▶ [Assigned task]:
Search the records below for the string "this", and report each line that contains it.

_ _ _ _

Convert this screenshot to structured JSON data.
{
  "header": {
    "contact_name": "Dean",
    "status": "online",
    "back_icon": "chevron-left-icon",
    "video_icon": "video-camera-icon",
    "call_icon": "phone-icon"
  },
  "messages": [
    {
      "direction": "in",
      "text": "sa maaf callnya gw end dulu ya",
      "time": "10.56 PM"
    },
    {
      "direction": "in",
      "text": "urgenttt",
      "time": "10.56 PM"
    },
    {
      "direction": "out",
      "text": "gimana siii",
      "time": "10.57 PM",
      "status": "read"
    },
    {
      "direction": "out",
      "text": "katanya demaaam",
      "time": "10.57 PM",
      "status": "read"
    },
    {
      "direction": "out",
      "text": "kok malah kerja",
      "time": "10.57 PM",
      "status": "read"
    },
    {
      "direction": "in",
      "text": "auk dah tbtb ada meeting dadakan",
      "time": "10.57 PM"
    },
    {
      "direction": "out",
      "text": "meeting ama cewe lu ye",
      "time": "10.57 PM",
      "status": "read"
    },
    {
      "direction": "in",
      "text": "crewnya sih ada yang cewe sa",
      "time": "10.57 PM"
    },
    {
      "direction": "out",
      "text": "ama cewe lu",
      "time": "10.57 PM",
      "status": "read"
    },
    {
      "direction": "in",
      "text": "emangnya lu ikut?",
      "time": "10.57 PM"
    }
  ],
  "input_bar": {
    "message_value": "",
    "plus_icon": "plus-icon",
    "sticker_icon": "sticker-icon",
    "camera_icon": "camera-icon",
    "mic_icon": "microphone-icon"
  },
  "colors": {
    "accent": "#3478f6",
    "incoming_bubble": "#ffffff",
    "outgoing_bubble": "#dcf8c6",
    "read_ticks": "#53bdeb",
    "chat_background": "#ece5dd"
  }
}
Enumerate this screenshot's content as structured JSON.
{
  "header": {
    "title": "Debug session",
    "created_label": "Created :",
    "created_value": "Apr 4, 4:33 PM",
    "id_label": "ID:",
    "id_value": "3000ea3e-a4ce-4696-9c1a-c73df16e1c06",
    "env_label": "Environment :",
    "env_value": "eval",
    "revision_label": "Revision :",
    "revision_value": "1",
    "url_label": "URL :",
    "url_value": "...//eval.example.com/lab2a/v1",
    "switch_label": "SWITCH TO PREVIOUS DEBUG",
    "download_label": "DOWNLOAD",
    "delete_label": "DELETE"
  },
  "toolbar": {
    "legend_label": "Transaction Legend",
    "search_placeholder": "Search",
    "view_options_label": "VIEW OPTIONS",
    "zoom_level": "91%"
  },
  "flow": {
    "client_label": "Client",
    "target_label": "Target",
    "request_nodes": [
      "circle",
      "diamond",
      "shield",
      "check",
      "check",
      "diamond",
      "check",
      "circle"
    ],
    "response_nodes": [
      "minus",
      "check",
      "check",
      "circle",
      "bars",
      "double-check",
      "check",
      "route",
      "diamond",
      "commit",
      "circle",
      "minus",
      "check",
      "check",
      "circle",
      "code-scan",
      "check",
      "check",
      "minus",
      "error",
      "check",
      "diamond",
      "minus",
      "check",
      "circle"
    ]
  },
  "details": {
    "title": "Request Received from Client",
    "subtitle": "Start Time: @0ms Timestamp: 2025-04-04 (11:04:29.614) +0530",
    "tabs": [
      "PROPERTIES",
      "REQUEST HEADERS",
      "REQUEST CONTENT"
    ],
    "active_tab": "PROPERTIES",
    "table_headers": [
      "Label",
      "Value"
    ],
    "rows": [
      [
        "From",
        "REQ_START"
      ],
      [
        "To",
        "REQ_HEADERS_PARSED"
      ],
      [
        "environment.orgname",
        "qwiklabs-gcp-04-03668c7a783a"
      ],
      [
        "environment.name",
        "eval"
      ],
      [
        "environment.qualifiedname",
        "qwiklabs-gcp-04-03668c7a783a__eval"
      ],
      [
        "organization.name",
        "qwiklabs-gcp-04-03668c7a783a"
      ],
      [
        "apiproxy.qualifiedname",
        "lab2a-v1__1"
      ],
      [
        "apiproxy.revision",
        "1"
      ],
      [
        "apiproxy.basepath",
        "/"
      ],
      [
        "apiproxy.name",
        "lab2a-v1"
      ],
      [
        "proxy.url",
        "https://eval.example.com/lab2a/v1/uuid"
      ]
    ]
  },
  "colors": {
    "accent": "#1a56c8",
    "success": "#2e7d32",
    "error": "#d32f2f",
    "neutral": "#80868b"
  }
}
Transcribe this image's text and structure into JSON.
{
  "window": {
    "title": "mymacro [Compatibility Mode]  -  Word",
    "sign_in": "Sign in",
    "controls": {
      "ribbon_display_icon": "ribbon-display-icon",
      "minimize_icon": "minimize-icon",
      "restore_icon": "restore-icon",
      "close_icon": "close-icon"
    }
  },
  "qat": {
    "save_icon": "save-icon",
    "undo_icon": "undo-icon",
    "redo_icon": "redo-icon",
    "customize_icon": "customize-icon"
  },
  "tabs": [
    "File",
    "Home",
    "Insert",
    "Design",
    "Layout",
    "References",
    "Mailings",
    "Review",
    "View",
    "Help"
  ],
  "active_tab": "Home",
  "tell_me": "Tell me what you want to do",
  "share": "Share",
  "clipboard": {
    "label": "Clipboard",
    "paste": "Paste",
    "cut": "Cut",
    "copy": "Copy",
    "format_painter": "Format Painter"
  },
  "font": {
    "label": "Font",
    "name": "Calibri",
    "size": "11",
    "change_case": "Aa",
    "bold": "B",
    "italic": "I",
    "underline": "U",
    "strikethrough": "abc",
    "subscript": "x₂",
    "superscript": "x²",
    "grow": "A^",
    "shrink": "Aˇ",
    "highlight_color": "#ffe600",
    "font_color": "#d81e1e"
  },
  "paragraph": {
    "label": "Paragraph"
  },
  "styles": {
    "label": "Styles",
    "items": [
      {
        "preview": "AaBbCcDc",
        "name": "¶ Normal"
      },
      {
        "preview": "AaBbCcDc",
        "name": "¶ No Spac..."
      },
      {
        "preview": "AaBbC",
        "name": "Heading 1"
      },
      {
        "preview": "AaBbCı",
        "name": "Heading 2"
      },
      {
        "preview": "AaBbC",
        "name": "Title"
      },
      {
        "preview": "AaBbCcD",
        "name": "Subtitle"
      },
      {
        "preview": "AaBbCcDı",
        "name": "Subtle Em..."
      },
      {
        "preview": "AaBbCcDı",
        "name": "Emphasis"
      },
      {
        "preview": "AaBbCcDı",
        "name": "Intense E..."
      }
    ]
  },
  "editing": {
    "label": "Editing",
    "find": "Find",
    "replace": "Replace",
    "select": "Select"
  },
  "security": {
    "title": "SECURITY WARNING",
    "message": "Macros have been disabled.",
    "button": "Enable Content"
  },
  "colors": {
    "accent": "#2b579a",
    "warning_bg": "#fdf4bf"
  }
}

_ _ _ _

▶ [Completed exercise]:
Convert this screenshot to structured JSON data.
Enumerate this screenshot's content as structured JSON.
Transcribe this image's text and structure into JSON.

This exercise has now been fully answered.